== INPUT FOR THIS TASK ==
******

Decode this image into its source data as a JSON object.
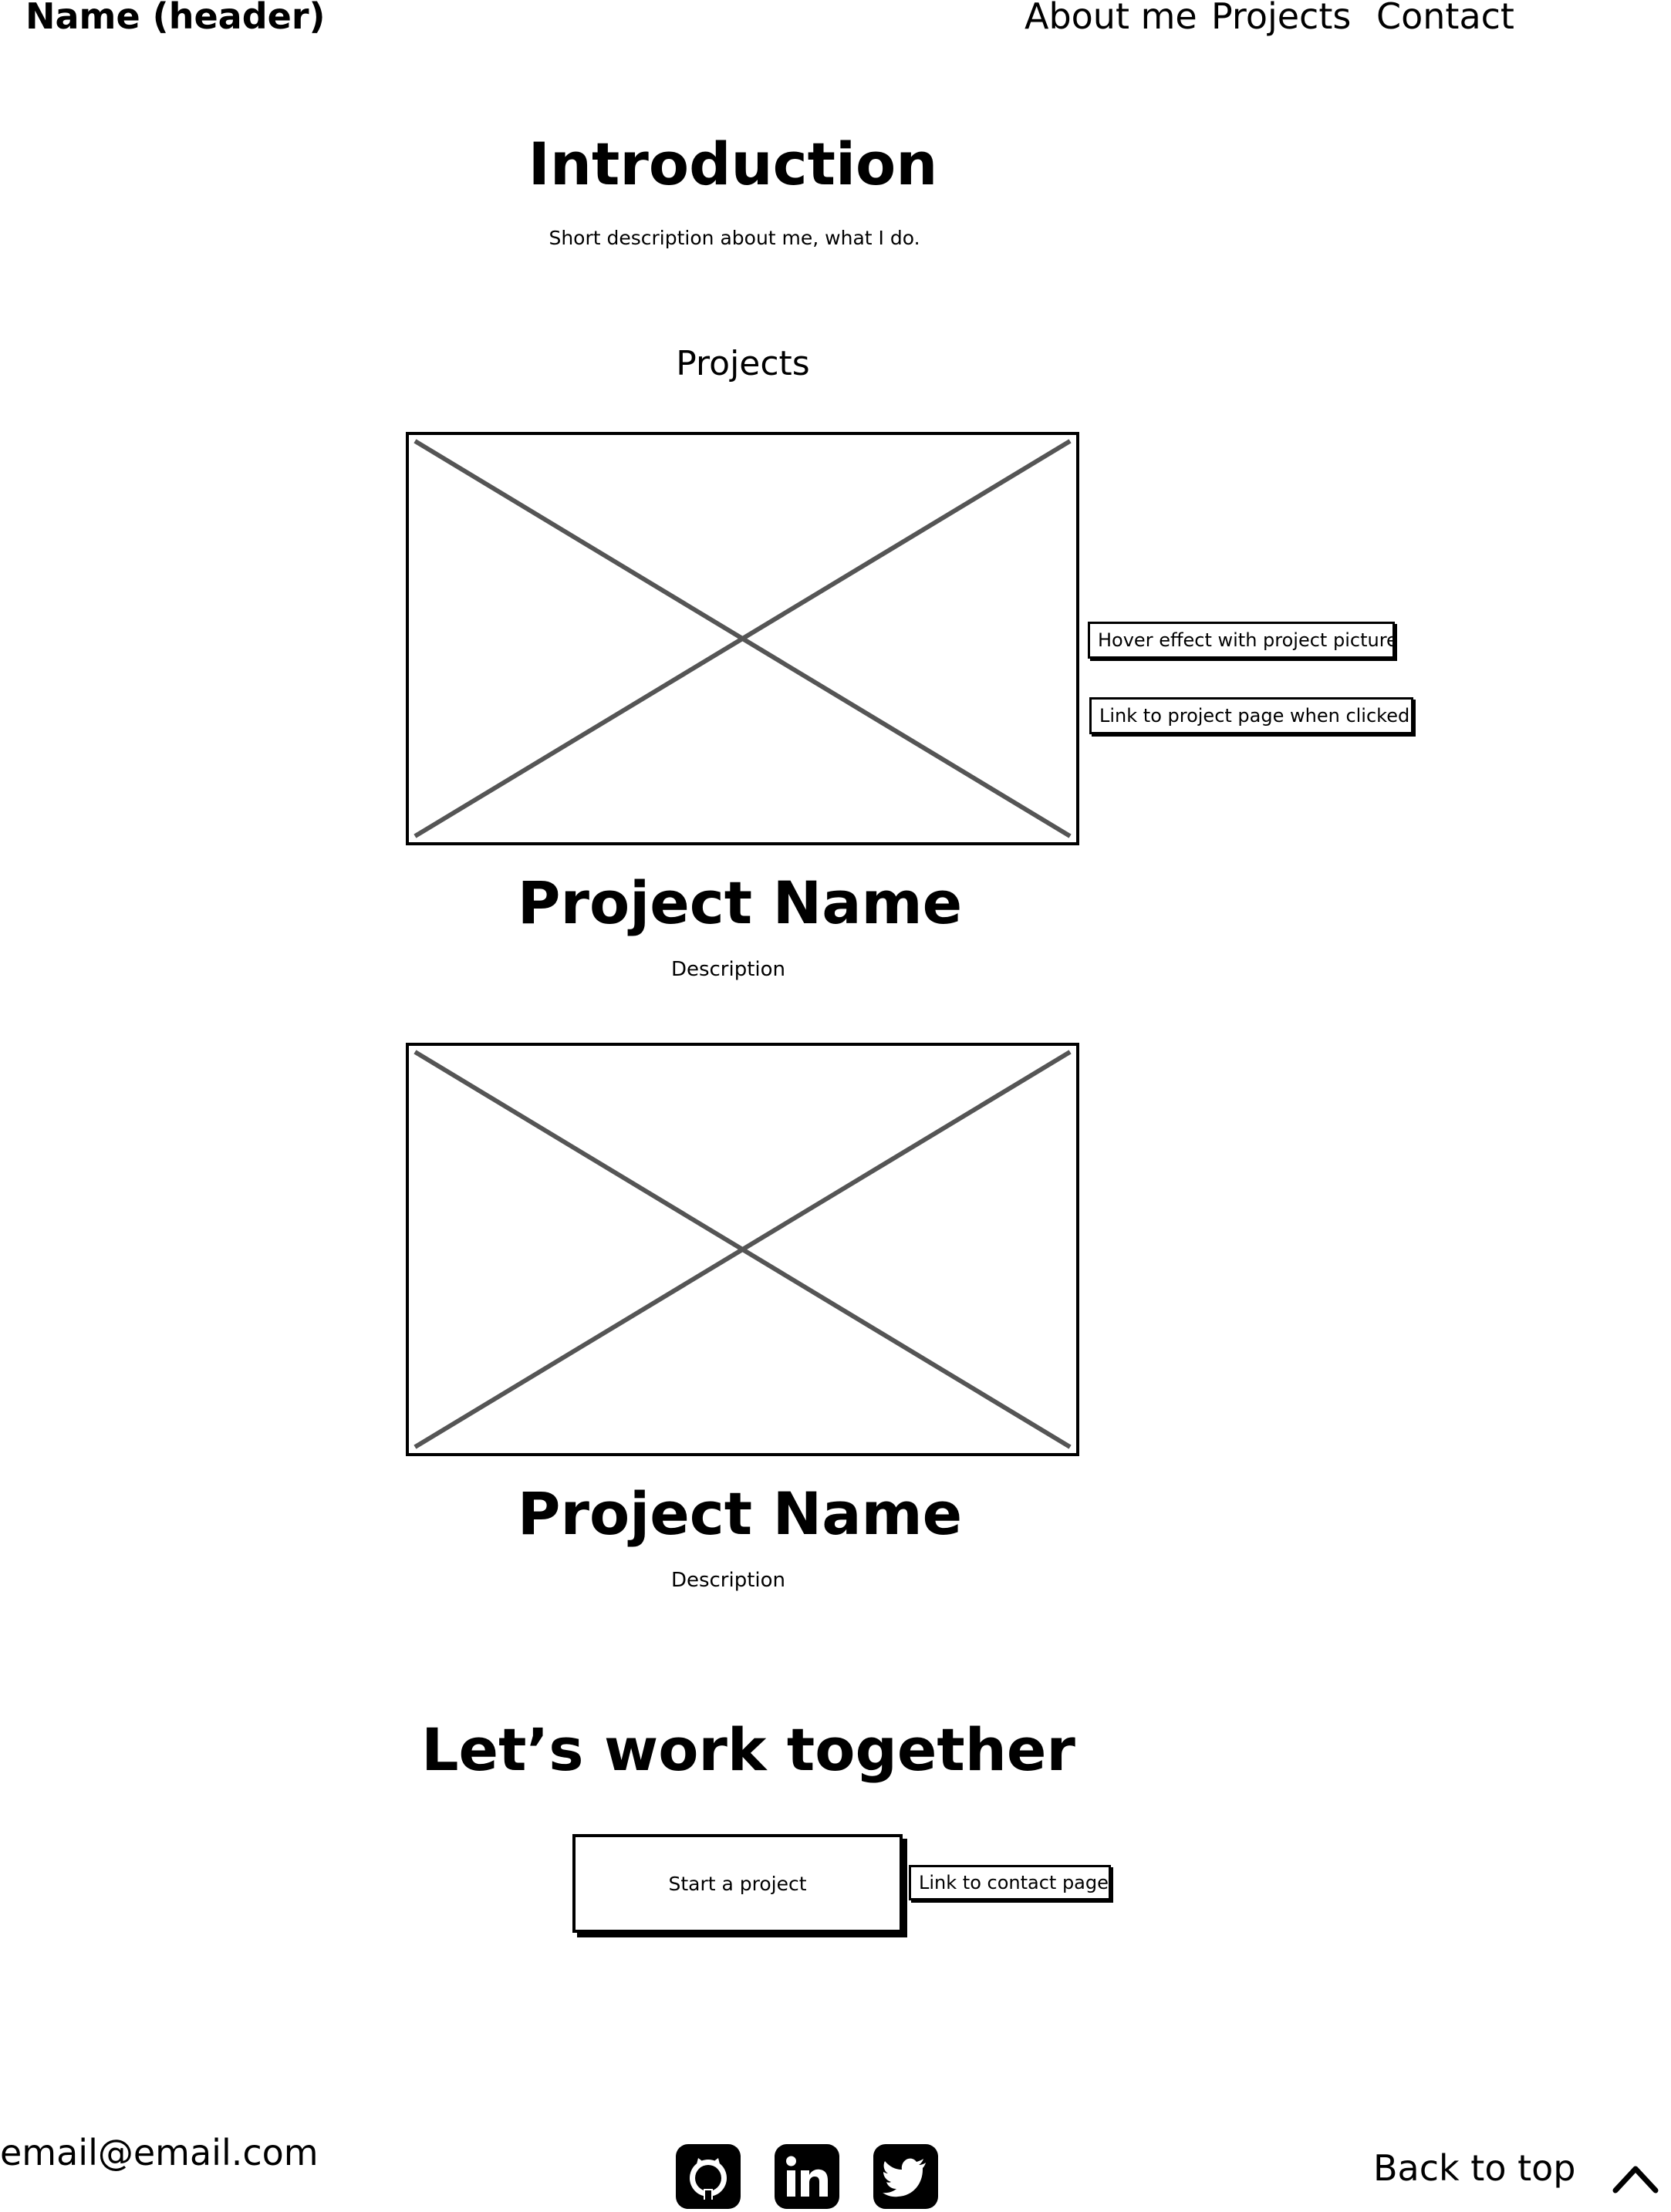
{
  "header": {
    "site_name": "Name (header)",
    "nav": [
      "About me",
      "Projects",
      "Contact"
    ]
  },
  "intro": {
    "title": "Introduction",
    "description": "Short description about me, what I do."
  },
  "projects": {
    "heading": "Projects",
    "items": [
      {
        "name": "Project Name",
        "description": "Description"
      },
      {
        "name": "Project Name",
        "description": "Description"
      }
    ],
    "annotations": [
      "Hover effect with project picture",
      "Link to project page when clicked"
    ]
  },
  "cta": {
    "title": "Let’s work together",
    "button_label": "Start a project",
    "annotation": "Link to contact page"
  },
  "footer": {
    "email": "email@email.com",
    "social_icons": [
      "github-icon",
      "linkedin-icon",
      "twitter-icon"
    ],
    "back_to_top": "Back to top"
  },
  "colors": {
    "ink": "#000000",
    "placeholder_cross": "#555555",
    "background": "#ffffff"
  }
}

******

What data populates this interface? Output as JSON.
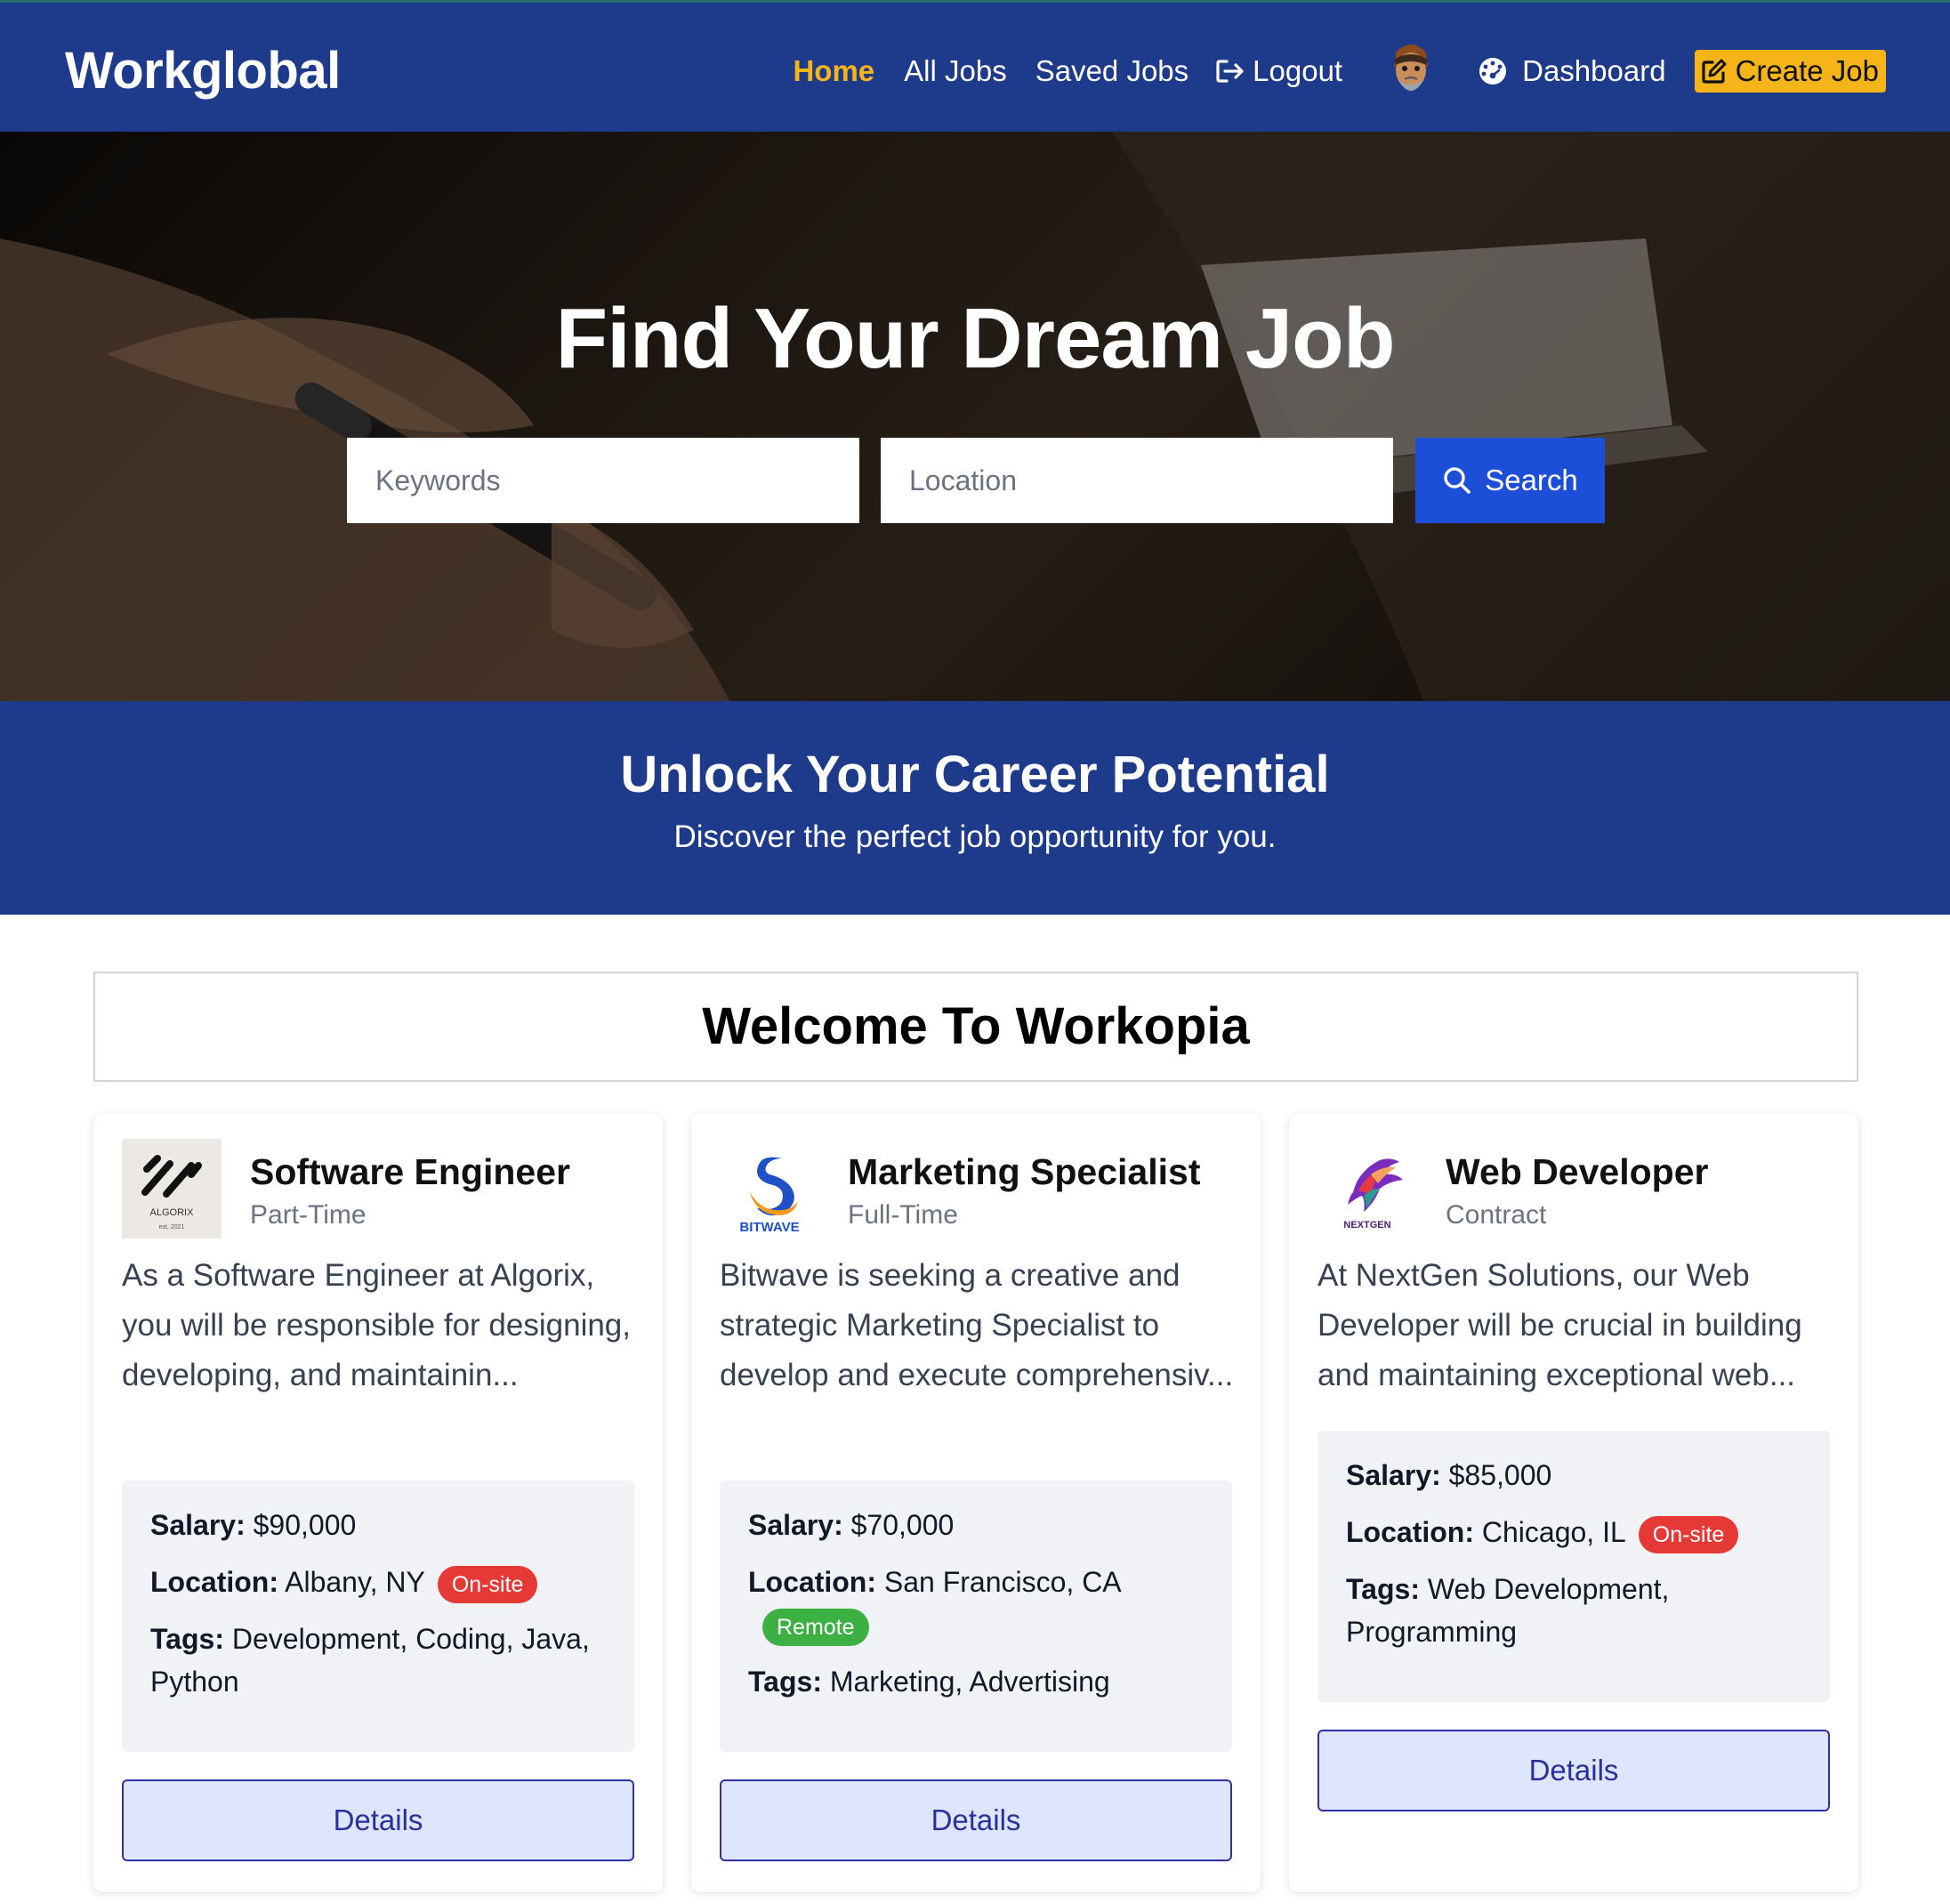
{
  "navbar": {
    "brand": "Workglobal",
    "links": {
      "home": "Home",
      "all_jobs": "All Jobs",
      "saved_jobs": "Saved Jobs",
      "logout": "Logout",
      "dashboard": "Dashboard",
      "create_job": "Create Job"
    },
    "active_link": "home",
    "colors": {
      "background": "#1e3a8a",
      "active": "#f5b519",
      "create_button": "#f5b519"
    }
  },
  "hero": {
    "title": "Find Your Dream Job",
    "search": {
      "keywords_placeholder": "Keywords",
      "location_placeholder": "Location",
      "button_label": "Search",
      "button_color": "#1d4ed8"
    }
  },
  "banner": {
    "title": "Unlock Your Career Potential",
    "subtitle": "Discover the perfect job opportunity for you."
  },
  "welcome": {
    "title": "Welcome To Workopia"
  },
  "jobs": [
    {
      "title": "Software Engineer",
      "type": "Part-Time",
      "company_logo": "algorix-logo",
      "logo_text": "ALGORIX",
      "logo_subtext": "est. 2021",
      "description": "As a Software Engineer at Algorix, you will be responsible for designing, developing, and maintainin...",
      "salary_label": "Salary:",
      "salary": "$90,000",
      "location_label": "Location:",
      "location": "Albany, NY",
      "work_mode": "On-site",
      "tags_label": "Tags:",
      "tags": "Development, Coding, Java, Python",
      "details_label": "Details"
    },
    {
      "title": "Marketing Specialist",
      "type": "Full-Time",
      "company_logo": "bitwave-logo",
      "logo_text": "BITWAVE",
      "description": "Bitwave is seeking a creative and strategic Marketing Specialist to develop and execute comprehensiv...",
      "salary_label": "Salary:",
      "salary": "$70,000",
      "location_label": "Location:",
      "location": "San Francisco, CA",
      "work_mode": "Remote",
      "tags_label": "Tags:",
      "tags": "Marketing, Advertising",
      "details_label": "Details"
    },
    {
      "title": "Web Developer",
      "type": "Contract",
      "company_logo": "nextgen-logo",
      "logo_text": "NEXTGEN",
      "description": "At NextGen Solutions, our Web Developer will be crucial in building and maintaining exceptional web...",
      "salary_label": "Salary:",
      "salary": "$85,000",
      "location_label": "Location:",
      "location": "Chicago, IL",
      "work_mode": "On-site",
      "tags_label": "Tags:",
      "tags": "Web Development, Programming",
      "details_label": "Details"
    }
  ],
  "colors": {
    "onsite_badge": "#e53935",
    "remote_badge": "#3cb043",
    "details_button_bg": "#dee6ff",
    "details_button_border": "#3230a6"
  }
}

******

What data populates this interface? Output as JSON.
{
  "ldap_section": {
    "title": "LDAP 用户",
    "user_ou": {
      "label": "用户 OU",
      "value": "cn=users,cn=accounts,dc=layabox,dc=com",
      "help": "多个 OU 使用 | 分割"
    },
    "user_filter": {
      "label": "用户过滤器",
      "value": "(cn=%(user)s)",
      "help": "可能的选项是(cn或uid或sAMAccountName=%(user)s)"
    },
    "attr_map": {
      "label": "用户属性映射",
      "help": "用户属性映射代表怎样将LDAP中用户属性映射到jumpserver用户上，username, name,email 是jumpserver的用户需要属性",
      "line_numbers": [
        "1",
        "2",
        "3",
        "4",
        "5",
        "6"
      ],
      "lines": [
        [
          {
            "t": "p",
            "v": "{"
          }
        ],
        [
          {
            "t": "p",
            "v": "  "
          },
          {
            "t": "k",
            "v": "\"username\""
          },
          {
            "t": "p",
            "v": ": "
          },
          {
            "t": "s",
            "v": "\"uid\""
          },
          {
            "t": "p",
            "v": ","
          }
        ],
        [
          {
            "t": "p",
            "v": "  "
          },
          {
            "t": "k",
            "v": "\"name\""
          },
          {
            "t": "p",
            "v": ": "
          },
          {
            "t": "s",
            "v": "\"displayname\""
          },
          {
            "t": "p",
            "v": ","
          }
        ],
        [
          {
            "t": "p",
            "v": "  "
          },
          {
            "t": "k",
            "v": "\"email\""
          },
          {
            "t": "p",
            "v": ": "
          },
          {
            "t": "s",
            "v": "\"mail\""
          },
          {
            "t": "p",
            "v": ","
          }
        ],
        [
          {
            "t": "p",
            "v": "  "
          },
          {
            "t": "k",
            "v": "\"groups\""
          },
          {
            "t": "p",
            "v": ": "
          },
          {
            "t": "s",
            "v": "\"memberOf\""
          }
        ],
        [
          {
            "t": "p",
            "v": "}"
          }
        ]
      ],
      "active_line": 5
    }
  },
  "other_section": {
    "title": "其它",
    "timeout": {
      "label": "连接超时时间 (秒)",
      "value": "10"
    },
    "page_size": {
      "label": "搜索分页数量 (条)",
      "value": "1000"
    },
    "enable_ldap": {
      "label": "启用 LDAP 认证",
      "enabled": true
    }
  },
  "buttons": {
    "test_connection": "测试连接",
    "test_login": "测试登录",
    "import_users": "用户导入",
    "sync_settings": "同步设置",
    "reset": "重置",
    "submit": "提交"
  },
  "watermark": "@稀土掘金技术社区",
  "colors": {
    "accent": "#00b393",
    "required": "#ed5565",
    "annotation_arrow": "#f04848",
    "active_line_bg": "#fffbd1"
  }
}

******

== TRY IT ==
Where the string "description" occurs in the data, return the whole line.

== OUTPUT FOR THIS EXERCISE ==
    "description": "Short description about me, what I do."
        "description": "Description"
        "description": "Description"
      "description": "As a Software Engineer at Algorix, you will be responsible for designing, developing, and maintainin...",
      "description": "Bitwave is seeking a creative and strategic Marketing Specialist to develop and execute comprehensiv...",
      "description": "At NextGen Solutions, our Web Developer will be crucial in building and maintaining exceptional web...",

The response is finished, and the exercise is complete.